Mayor says SeaTac is a ‘very strong city,’ and a ‘better place to live’

By Jack Mayne

Mayor Michael Siefkes said SeaTac is not the financial basket-case the Council displaced two years ago thought it was, and it now has a budget surplus and nearly a half billion dollars in growth and development.

He outlined the state of the city in an address to the Council at its Tuesday (Jan. 23) meeting.

“We are celebrating the 28th birthday of the City of SeaTac in February,” he said, noting that the city has made progress over the time it’s been incorporated to be a “better place to live and a better place to work and a better place to play.”

‘Significant development’
The mayor said “we have a significant amount of development” in “a very strong city” that will be “in the tune of about $465 million.” He said that when that development total was presented by City Manager Joe Scorcio at a recent regional business meeting, “it was impressive.”

“I think most of the other cities were jealous of the things that are going on here and I think rightfully so,” the mayor said. Underway or upcoming projects include several hotels, including the Marriott Residence Inn, Hilton Garden Inn, Aloft Hotel, the Hyatt House and Hyatt Place, “amongst others, is just impressive for our community.”

Siefkes said in the past couple of years the city has opened up Riverton Heights Park, the Angle Lake nature trail and most recently the Angle Lake transit station. He said he believes the Angle Lake station is the first one with “decent parking” and that is because the city staff “insisted that we have parking there.

“If you remember when the light rail started it had all these stops and no parking anywhere nearby – at all and because of the foresight of our city staff we were able to make sure we had something there and people could park there.”

“We have established a good working relationship with the Port of Seattle,” Siefkes said. “That is not something that could have always been said in the city and something I believe even two to three years ago, wouldn’t have been something we’d have said.”

He credited the city staff, Council, and Airport Managing Director Lance Lyttle for helping the city “come to the agreement to the interlocal agreement last year” that will bring the city over $30 million over the next 10 years compared with just $4 million for the past 10 years. The money, he said, will allow the addition of police officers and mitigate some of the effects of the growth of the area.

With 42 percent of the city owned by the Port of Seattle airport, SeaTac formed an airport committee, and now other cities are emulating SeaTac, he said.

Regional city role
The mayor said what residents might not know it that over recent months, the city has begun to take on a regional leadership role with Councilmembers who are on various regional assistance boards.

He said that when he and Councilmemers Sitterley, Kwon and Forschler joined the Council two years ago, the foremost issue was that the utility tax approved by the previous Council majority get removed, Siefkes said. “It got removed.”

The previous Council declared the city had a big budget deficit of $2.5 million, but the city is not in a hole, but “we are ahead significantly,” the mayor said, with over $13 million in reserves “so we have been fiscally conservative with the money.”

In addition, the mayor said the city has lowered property taxes both years since that election and “I don’t know if any other city can say that,” and also “cleaned up some legal messes from prior Councils and still been able to maintain a good financial condition.”

He added a comment on the town hall meeting held to keep track of citizen concerns. “We listen and we care and we do the best we can to address them.”

Siefkes said a police officer has been added, and the city got rid of the red light cameras that some wanted to retain.

New chief, captain
City Manager Joe Scorcio introduced newly appointed Police Chief Carl Cole and interim Police Captain Abigail Steele during the Council study session prior to the regular Council meeting.

Cole has been the captain in the department for the past two years.
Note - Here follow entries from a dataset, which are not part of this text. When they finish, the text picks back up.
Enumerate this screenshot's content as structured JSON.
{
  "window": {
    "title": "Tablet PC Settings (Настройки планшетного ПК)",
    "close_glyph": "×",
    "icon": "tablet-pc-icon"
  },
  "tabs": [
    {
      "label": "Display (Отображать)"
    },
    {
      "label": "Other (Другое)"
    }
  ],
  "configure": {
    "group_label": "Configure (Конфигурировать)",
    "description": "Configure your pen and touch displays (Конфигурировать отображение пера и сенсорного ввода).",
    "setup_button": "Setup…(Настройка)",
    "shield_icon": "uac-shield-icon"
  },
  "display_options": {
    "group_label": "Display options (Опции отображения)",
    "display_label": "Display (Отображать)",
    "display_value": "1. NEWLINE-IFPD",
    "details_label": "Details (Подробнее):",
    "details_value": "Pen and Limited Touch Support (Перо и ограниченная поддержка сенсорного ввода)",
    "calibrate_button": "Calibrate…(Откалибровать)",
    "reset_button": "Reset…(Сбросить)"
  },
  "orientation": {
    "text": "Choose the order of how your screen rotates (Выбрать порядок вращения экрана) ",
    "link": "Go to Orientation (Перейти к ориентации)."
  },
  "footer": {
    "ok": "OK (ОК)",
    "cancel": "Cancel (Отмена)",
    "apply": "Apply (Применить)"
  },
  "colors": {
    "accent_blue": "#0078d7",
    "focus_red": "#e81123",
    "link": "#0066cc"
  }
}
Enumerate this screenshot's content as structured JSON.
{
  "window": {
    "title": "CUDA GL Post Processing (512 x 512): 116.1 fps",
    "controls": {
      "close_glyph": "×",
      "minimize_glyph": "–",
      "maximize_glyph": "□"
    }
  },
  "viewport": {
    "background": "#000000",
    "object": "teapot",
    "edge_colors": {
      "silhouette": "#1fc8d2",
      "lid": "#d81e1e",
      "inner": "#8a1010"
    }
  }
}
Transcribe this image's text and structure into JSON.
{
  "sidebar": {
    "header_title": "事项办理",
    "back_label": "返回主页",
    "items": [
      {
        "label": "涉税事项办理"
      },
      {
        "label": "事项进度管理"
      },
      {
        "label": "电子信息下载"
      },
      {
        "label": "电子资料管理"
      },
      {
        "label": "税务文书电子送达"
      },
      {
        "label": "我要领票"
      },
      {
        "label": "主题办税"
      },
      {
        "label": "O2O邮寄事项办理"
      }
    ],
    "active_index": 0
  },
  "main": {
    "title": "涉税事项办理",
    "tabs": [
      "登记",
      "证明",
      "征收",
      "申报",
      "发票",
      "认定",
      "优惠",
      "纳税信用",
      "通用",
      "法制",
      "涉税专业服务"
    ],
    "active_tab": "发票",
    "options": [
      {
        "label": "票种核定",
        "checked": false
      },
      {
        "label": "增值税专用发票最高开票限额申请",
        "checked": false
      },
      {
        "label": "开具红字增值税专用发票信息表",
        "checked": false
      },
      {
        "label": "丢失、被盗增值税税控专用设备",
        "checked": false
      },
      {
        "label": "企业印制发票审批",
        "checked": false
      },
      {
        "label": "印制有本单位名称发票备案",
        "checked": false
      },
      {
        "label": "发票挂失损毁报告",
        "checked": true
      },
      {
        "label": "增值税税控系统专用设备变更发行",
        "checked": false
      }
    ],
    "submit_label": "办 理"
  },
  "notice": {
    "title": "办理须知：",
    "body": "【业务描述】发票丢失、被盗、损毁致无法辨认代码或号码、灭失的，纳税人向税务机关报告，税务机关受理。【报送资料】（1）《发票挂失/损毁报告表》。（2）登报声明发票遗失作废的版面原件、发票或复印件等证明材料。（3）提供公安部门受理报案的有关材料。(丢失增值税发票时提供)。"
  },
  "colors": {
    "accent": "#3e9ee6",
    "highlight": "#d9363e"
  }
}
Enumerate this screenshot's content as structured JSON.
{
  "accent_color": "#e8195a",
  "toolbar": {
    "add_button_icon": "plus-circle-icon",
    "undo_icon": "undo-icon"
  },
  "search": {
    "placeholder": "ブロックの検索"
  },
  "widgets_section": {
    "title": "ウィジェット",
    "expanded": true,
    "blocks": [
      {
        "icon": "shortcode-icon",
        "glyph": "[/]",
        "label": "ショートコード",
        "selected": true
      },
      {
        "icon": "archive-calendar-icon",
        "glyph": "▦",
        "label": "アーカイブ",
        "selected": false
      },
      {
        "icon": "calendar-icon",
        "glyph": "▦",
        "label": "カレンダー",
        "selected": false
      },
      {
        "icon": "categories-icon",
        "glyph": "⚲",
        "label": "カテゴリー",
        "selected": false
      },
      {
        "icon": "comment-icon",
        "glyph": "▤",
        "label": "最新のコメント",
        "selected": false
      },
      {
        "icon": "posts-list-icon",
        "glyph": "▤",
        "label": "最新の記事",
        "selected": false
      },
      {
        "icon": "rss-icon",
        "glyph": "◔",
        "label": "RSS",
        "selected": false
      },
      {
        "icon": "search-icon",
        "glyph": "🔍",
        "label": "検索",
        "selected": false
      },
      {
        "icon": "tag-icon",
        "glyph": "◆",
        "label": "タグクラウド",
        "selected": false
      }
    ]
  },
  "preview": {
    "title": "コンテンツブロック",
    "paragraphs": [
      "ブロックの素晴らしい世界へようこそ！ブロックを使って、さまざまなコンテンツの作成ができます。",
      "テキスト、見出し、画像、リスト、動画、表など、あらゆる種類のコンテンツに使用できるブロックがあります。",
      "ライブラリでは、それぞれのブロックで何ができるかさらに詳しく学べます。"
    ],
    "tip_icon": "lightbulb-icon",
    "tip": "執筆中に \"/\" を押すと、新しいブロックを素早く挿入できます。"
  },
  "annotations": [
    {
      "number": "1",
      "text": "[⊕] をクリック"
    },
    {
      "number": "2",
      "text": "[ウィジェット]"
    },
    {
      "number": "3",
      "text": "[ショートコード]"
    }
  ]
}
He was recently promoted to major, and now to chief following the promotion of former SeaTac Police Chief Lisa Mulligan by new King County Sheriff Mitzi Johanknecht to a staff position at headquarters in downtown Seattle.

Scorcio said Cole has “worked in every division of the department and we’ve already been able to determine that he knows how to handle all of the functions of the administrative and operational areas,”

“I believe he is a crime fighter,” the city manager said.

Steele is interim pending sorting out administrative details with the King County Sheriff’s Department and has been a captain in the Sheriff’s department since 2016.


One Response to “Mayor says SeaTac is a ‘very strong city,’ and a ‘better place to live’”
  1. seatac says:

    sounds like democrats and republicans are both happy for a change.